- Material for this task:
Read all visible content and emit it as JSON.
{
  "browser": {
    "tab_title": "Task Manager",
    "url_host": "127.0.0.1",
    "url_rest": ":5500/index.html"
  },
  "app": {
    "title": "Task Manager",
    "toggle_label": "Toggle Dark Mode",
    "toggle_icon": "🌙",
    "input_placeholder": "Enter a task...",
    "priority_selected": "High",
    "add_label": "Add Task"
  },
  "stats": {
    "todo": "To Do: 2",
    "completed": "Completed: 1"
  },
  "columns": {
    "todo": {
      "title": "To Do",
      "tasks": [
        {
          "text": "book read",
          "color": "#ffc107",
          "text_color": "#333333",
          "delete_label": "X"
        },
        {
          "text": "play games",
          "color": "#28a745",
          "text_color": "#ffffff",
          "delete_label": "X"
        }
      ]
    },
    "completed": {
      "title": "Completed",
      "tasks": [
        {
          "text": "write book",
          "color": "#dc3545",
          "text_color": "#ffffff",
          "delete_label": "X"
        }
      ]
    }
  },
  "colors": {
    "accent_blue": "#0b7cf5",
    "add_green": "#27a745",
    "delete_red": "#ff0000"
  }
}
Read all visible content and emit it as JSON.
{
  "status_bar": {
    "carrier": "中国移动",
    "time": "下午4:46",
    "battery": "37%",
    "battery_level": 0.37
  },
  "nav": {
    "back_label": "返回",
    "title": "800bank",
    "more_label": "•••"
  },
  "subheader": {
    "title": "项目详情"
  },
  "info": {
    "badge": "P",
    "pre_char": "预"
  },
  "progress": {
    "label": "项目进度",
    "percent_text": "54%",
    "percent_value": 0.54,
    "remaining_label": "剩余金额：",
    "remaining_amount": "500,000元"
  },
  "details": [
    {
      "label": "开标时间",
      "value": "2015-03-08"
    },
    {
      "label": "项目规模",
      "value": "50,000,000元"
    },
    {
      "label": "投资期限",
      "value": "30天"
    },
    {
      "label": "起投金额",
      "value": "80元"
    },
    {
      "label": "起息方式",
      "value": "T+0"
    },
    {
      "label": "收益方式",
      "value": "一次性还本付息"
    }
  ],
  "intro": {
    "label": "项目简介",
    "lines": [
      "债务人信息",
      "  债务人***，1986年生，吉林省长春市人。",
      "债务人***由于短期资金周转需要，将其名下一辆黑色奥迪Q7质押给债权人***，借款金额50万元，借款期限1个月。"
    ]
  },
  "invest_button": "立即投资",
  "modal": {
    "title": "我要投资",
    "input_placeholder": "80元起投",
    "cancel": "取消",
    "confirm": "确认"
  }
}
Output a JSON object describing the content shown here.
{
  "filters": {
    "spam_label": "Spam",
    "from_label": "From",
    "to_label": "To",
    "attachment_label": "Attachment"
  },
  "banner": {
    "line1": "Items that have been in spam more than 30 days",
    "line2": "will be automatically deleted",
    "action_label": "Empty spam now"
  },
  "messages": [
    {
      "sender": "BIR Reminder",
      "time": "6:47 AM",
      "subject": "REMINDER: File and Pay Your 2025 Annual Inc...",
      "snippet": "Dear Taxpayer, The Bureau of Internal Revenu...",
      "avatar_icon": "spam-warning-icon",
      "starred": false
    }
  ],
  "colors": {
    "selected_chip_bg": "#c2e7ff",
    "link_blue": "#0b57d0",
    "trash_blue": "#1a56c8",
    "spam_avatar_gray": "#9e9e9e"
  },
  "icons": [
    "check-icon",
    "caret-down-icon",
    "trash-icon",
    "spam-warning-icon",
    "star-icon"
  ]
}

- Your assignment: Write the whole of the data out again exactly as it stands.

- Exercise output:
Read all visible content and emit it as JSON.
{
  "browser": {
    "tab_title": "Task Manager",
    "url_host": "127.0.0.1",
    "url_rest": ":5500/index.html"
  },
  "app": {
    "title": "Task Manager",
    "toggle_label": "Toggle Dark Mode",
    "toggle_icon": "🌙",
    "input_placeholder": "Enter a task...",
    "priority_selected": "High",
    "add_label": "Add Task"
  },
  "stats": {
    "todo": "To Do: 2",
    "completed": "Completed: 1"
  },
  "columns": {
    "todo": {
      "title": "To Do",
      "tasks": [
        {
          "text": "book read",
          "color": "#ffc107",
          "text_color": "#333333",
          "delete_label": "X"
        },
        {
          "text": "play games",
          "color": "#28a745",
          "text_color": "#ffffff",
          "delete_label": "X"
        }
      ]
    },
    "completed": {
      "title": "Completed",
      "tasks": [
        {
          "text": "write book",
          "color": "#dc3545",
          "text_color": "#ffffff",
          "delete_label": "X"
        }
      ]
    }
  },
  "colors": {
    "accent_blue": "#0b7cf5",
    "add_green": "#27a745",
    "delete_red": "#ff0000"
  }
}
Read all visible content and emit it as JSON.
{
  "status_bar": {
    "carrier": "中国移动",
    "time": "下午4:46",
    "battery": "37%",
    "battery_level": 0.37
  },
  "nav": {
    "back_label": "返回",
    "title": "800bank",
    "more_label": "•••"
  },
  "subheader": {
    "title": "项目详情"
  },
  "info": {
    "badge": "P",
    "pre_char": "预"
  },
  "progress": {
    "label": "项目进度",
    "percent_text": "54%",
    "percent_value": 0.54,
    "remaining_label": "剩余金额：",
    "remaining_amount": "500,000元"
  },
  "details": [
    {
      "label": "开标时间",
      "value": "2015-03-08"
    },
    {
      "label": "项目规模",
      "value": "50,000,000元"
    },
    {
      "label": "投资期限",
      "value": "30天"
    },
    {
      "label": "起投金额",
      "value": "80元"
    },
    {
      "label": "起息方式",
      "value": "T+0"
    },
    {
      "label": "收益方式",
      "value": "一次性还本付息"
    }
  ],
  "intro": {
    "label": "项目简介",
    "lines": [
      "债务人信息",
      "  债务人***，1986年生，吉林省长春市人。",
      "债务人***由于短期资金周转需要，将其名下一辆黑色奥迪Q7质押给债权人***，借款金额50万元，借款期限1个月。"
    ]
  },
  "invest_button": "立即投资",
  "modal": {
    "title": "我要投资",
    "input_placeholder": "80元起投",
    "cancel": "取消",
    "confirm": "确认"
  }
}
Output a JSON object describing the content shown here.
{
  "filters": {
    "spam_label": "Spam",
    "from_label": "From",
    "to_label": "To",
    "attachment_label": "Attachment"
  },
  "banner": {
    "line1": "Items that have been in spam more than 30 days",
    "line2": "will be automatically deleted",
    "action_label": "Empty spam now"
  },
  "messages": [
    {
      "sender": "BIR Reminder",
      "time": "6:47 AM",
      "subject": "REMINDER: File and Pay Your 2025 Annual Inc...",
      "snippet": "Dear Taxpayer, The Bureau of Internal Revenu...",
      "avatar_icon": "spam-warning-icon",
      "starred": false
    }
  ],
  "colors": {
    "selected_chip_bg": "#c2e7ff",
    "link_blue": "#0b57d0",
    "trash_blue": "#1a56c8",
    "spam_avatar_gray": "#9e9e9e"
  },
  "icons": [
    "check-icon",
    "caret-down-icon",
    "trash-icon",
    "spam-warning-icon",
    "star-icon"
  ]
}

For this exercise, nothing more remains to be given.